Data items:
++++++++++
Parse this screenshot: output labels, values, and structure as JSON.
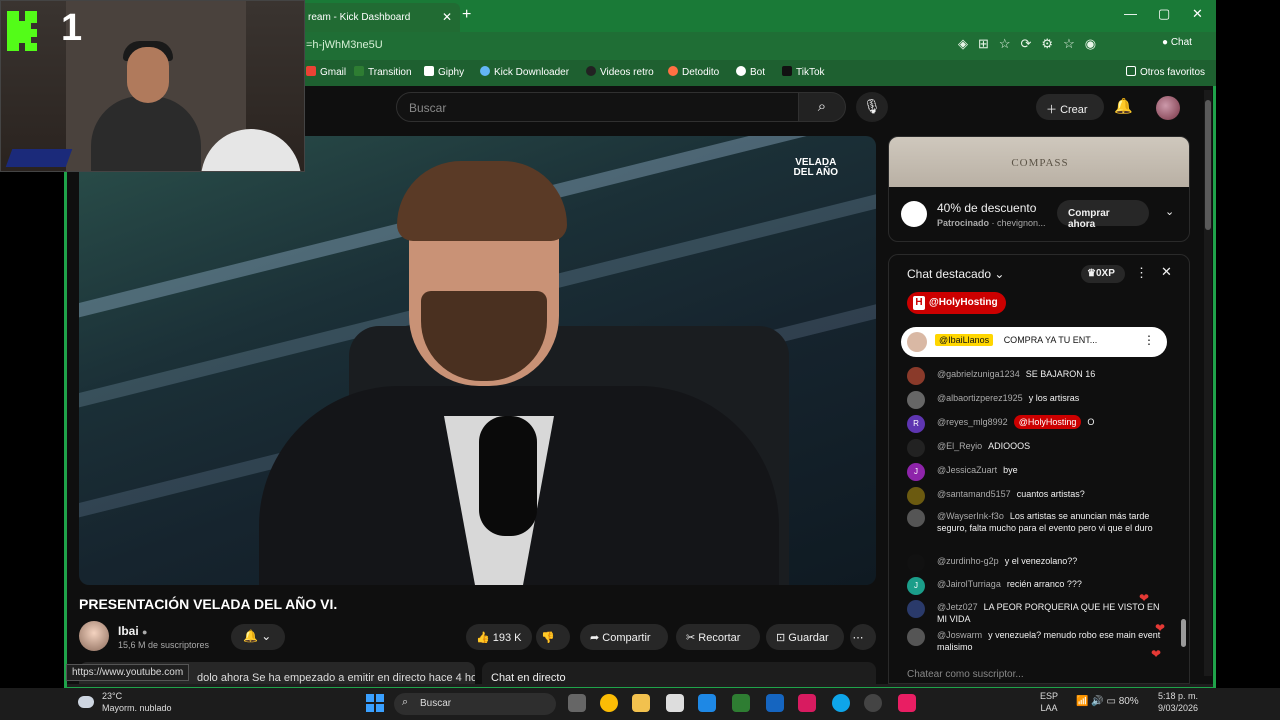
{
  "browser": {
    "tab_title": "ream - Kick Dashboard",
    "url": "=h-jWhM3ne5U",
    "chat_button": "Chat",
    "bookmarks": [
      "Gmail",
      "Transition",
      "Giphy",
      "Kick  Downloader",
      "Videos retro",
      "Detodito",
      "Bot",
      "TikTok"
    ],
    "other_favorites": "Otros favoritos",
    "status_url": "https://www.youtube.com"
  },
  "overlay": {
    "kick_number": "1"
  },
  "youtube": {
    "search_placeholder": "Buscar",
    "create_label": "Crear",
    "video_logo": "VELADA\nDEL AÑO",
    "video_title": "PRESENTACIÓN VELADA DEL AÑO VI.",
    "channel_name": "Ibai",
    "channel_subs": "15,6 M de suscriptores",
    "likes": "193 K",
    "share": "Compartir",
    "clip": "Recortar",
    "save": "Guardar",
    "description": "dolo ahora  Se ha empezado a emitir en directo hace 4 ho",
    "live_chat_label": "Chat en directo"
  },
  "ad": {
    "banner": "COMPASS",
    "title": "40% de descuento",
    "sponsor_prefix": "Patrocinado",
    "sponsor": "chevignon...",
    "cta": "Comprar ahora"
  },
  "chat": {
    "header": "Chat destacado",
    "xp": "0XP",
    "promo_tag": "@HolyHosting",
    "pinned_user": "@IbaiLlanos",
    "pinned_text": "COMPRA YA TU ENT...",
    "input_placeholder": "Chatear como suscriptor...",
    "messages": [
      {
        "user": "@gabrielzuniga1234",
        "text": "SE BAJARON 16",
        "color": "#8a3a2a",
        "initial": ""
      },
      {
        "user": "@albaortizperez1925",
        "text": "y los artisras",
        "color": "#666",
        "initial": ""
      },
      {
        "user": "@reyes_mlg8992",
        "mention": "@HolyHosting",
        "text": "O",
        "color": "#5e35b1",
        "initial": "R"
      },
      {
        "user": "@El_Reyio",
        "text": "ADIOOOS",
        "color": "#222",
        "initial": ""
      },
      {
        "user": "@JessicaZuart",
        "text": "bye",
        "color": "#8e24aa",
        "initial": "J"
      },
      {
        "user": "@santamand5157",
        "text": "cuantos artistas?",
        "color": "#6b5a10",
        "initial": ""
      },
      {
        "user": "@WayserInk-f3o",
        "text": "Los artistas se anuncian más tarde seguro, falta mucho para el evento pero vi que el duro",
        "color": "#555",
        "initial": ""
      },
      {
        "user": "@zurdinho-g2p",
        "text": "y el venezolano??",
        "color": "#111",
        "initial": ""
      },
      {
        "user": "@JairolTurriaga",
        "text": "recién arranco ???",
        "color": "#1b9e8a",
        "initial": "J"
      },
      {
        "user": "@Jetz027",
        "text": "LA PEOR PORQUERIA QUE HE VISTO EN MI VIDA",
        "color": "#2a3a6a",
        "initial": ""
      },
      {
        "user": "@Joswarm",
        "text": "y venezuela? menudo robo ese main event malisimo",
        "color": "#555",
        "initial": ""
      }
    ]
  },
  "taskbar": {
    "temperature": "23°C",
    "weather": "Mayorm. nublado",
    "search": "Buscar",
    "lang": "ESP",
    "region": "LAA",
    "battery": "80%",
    "time": "5:18 p. m.",
    "date": "9/03/2026"
  }
}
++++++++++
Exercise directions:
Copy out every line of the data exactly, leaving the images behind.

Written solution:
Parse this screenshot: output labels, values, and structure as JSON.
{
  "browser": {
    "tab_title": "ream - Kick Dashboard",
    "url": "=h-jWhM3ne5U",
    "chat_button": "Chat",
    "bookmarks": [
      "Gmail",
      "Transition",
      "Giphy",
      "Kick  Downloader",
      "Videos retro",
      "Detodito",
      "Bot",
      "TikTok"
    ],
    "other_favorites": "Otros favoritos",
    "status_url": "https://www.youtube.com"
  },
  "overlay": {
    "kick_number": "1"
  },
  "youtube": {
    "search_placeholder": "Buscar",
    "create_label": "Crear",
    "video_logo": "VELADA\nDEL AÑO",
    "video_title": "PRESENTACIÓN VELADA DEL AÑO VI.",
    "channel_name": "Ibai",
    "channel_subs": "15,6 M de suscriptores",
    "likes": "193 K",
    "share": "Compartir",
    "clip": "Recortar",
    "save": "Guardar",
    "description": "dolo ahora  Se ha empezado a emitir en directo hace 4 ho",
    "live_chat_label": "Chat en directo"
  },
  "ad": {
    "banner": "COMPASS",
    "title": "40% de descuento",
    "sponsor_prefix": "Patrocinado",
    "sponsor": "chevignon...",
    "cta": "Comprar ahora"
  },
  "chat": {
    "header": "Chat destacado",
    "xp": "0XP",
    "promo_tag": "@HolyHosting",
    "pinned_user": "@IbaiLlanos",
    "pinned_text": "COMPRA YA TU ENT...",
    "input_placeholder": "Chatear como suscriptor...",
    "messages": [
      {
        "user": "@gabrielzuniga1234",
        "text": "SE BAJARON 16",
        "color": "#8a3a2a",
        "initial": ""
      },
      {
        "user": "@albaortizperez1925",
        "text": "y los artisras",
        "color": "#666",
        "initial": ""
      },
      {
        "user": "@reyes_mlg8992",
        "mention": "@HolyHosting",
        "text": "O",
        "color": "#5e35b1",
        "initial": "R"
      },
      {
        "user": "@El_Reyio",
        "text": "ADIOOOS",
        "color": "#222",
        "initial": ""
      },
      {
        "user": "@JessicaZuart",
        "text": "bye",
        "color": "#8e24aa",
        "initial": "J"
      },
      {
        "user": "@santamand5157",
        "text": "cuantos artistas?",
        "color": "#6b5a10",
        "initial": ""
      },
      {
        "user": "@WayserInk-f3o",
        "text": "Los artistas se anuncian más tarde seguro, falta mucho para el evento pero vi que el duro",
        "color": "#555",
        "initial": ""
      },
      {
        "user": "@zurdinho-g2p",
        "text": "y el venezolano??",
        "color": "#111",
        "initial": ""
      },
      {
        "user": "@JairolTurriaga",
        "text": "recién arranco ???",
        "color": "#1b9e8a",
        "initial": "J"
      },
      {
        "user": "@Jetz027",
        "text": "LA PEOR PORQUERIA QUE HE VISTO EN MI VIDA",
        "color": "#2a3a6a",
        "initial": ""
      },
      {
        "user": "@Joswarm",
        "text": "y venezuela? menudo robo ese main event malisimo",
        "color": "#555",
        "initial": ""
      }
    ]
  },
  "taskbar": {
    "temperature": "23°C",
    "weather": "Mayorm. nublado",
    "search": "Buscar",
    "lang": "ESP",
    "region": "LAA",
    "battery": "80%",
    "time": "5:18 p. m.",
    "date": "9/03/2026"
  }
}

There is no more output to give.